The Butterfly Effect
Updated: May 31
Today has very much been a day that was focussed on decisions…
If we want to offer the players more opportunities to strategize - should we expand the level map and make it more complex or should we stick to a simple map but expand on the realm of enemies or even add items? How much additional work could one or the other decision create for the other teammates? A seemingly “simple” decision like a more complex level map, for example, can easily snowball into more questions when it comes to enemy-pathfinding, the creation of an environment that looks reasonable instead of deserted and - most of all - the dreaded assassin of gameplay and level design - the CAMERA.
In the end we decided to focus more on the realm of enemies and now we have introduced two more variants: a weak but fast Sprinter-type and a slow but strong and tanky Elite-type. But we also scrapped our initial level topography and recreated a new one that would work better with a fixed camera. The whole design process reminds me a bit of knitting, especially when it comes to changing aspects: you can try to pull on a specific thread but since everything is interwoven the rest of your knittwork will follow.
The second big decision of this day was concerned with priorities: we only have one single Programmer and even though he is fast and efficient he can only work on one task at a time. So should he concentrate on refining the pathfinding of the enemy AI or should he rather work on the creation of a wave system for our newly established enemy variants? Even better - what will we do if the two designers have opposing opinions of which task to prioritize? Personally, I found the establishment of waves more sensible because it would give the designers something to playtest and balance for the following days - so I voted for this one as the first task. My co-designer reminded me that we have to present our alpha-version on Monday so his preference was a fluid pathfinding for the enemies so it would look more polished in the presentation. In the end, he agreed on the wave mechanic, but I really hope he did it because he found my arguments convincing and not because he wanted to avoid a discussion.

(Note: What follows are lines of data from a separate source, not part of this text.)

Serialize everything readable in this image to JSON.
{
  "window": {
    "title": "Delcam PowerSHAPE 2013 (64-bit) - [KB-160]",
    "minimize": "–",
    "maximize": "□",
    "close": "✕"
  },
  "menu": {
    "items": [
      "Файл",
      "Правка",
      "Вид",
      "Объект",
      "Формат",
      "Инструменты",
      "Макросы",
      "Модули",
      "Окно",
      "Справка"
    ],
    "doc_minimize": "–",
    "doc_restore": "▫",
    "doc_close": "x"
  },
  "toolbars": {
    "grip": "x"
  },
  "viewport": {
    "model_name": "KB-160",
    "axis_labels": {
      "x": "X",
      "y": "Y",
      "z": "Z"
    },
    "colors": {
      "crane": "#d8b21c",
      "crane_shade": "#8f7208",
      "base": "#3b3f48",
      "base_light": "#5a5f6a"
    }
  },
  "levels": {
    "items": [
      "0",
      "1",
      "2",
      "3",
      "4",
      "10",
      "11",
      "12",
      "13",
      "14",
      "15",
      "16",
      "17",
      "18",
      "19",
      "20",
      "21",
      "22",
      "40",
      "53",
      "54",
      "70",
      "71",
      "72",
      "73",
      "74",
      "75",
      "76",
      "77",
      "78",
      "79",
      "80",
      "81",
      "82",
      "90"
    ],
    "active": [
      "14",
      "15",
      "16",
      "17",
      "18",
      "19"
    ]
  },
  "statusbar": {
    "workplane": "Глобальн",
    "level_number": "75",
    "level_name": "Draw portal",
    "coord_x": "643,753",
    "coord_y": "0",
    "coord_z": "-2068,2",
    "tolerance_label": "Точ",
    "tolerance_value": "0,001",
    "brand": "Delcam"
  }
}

I think what stayed with me the most when it comes to today is the impact and the consequences my decision as a designer can have for others. To be clear - it was something I already knew in theory, but seeing it play out in the project has made it so much more palpable for me. I hope I will grow in this area and learn how to make wise and well-informed decisions in the future.